Dexters can be excellent family milk cows! Here's why most Dexter owners think their milk cows are so special:
Their small size makes them easy to handle.
Their thrifty nature means that they eat less than commercial dairy breeds while still producing 1-3 gallons of milk a day.
Their moderate milk production means that they can typically be milked only once a day.
They usually accept a calf-sharing routine quite well, allowing the dam to raise her own calf while still providing rich milk for the farmer's table. No need to bottle feed babies!
Their innate intelligence and docile nature usually mean they are quite agreeable for even new owners to train.
From small packages come great things!
When you own a Dexter milk cow, you own a piece of history. Dexters have been milked, on family homesteads and in family dairies for more than 100 years. They have been valued for their unique hardiness and loved for their endearing personalities. Our Dexter milk cows are some of the most treasured animals at Kirkhaven.

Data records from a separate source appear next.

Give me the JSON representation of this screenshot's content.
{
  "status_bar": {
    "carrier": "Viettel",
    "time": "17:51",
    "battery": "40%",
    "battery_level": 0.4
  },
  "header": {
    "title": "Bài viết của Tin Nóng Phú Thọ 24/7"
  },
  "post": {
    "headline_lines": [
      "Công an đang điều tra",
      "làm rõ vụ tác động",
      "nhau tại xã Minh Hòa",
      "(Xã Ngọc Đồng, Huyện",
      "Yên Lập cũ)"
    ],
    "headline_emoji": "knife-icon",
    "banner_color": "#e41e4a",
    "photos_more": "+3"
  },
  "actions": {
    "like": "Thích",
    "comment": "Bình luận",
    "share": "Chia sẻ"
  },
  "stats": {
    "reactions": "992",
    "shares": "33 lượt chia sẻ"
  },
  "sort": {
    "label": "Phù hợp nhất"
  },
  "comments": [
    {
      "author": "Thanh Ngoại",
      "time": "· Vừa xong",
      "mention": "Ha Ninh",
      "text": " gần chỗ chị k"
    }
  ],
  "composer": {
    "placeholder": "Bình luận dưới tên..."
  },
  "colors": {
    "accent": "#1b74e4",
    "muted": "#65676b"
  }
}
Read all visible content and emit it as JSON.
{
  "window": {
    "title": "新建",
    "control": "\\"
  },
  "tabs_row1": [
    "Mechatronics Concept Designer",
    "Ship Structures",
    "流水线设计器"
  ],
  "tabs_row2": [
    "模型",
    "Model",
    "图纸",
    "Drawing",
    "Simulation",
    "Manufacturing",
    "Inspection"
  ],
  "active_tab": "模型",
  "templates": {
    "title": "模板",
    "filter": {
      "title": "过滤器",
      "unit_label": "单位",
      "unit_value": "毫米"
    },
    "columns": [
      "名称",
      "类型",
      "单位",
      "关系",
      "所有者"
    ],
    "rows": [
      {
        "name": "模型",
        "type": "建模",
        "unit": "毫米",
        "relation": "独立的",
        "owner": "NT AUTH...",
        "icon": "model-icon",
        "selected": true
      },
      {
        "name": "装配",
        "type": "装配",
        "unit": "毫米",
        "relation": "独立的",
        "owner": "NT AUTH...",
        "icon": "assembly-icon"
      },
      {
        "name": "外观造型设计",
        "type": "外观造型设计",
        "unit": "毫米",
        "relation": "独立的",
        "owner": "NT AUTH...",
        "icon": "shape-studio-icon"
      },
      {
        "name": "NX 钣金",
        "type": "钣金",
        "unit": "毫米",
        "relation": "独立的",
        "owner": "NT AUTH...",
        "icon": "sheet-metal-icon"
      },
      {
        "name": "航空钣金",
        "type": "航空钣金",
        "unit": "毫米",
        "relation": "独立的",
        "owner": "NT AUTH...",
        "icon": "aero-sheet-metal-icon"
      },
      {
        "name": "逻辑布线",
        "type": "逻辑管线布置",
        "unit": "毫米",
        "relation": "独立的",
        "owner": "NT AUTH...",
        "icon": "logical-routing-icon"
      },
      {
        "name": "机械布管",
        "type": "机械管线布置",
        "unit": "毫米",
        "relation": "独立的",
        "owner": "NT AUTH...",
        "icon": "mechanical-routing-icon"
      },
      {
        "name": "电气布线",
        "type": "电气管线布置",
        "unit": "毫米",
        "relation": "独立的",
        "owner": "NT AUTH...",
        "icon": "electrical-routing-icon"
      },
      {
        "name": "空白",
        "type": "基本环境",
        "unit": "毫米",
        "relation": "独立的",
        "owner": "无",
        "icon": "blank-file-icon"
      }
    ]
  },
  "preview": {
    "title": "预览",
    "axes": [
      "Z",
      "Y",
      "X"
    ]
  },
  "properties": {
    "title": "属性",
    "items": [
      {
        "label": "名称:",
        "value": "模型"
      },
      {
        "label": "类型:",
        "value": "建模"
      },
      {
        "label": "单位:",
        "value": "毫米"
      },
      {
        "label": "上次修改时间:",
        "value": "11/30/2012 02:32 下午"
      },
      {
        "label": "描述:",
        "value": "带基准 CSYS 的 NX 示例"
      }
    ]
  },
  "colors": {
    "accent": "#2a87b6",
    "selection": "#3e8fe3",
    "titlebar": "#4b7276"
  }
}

Dexter milk is a special kind of milk. Here's why:
Dexter milk is typically easy to digest. Some people find it easier to digest than commercial milk because it is usually consumed raw, without the commercial processing that strips milk of vital probiotics and shatter the structure of its fat molecules. But the most likely reason for its digestibility is the smaller size of its fat globules. These smaller globules fit more agreeably through the digestive system than the larger ones in commercial milk. Some people that can only drink goat's milk comfortably often find that they can also drink Dexter milk without discomfort.
Dexter milk is rich in cream, often with a 4% butter fat content. Rich butter, smooth yogurt, special homemade ice cream, and tasty cheeses are some of the dairy products we craft from our own Dexter milk.
Even if you let the cream rise to the top of your milk container, there is still plenty of cream in the rest of the milk to keep it sweet. Dexter milk is partially naturally homogenized: some of that cream stays suspended in the milk. Yum!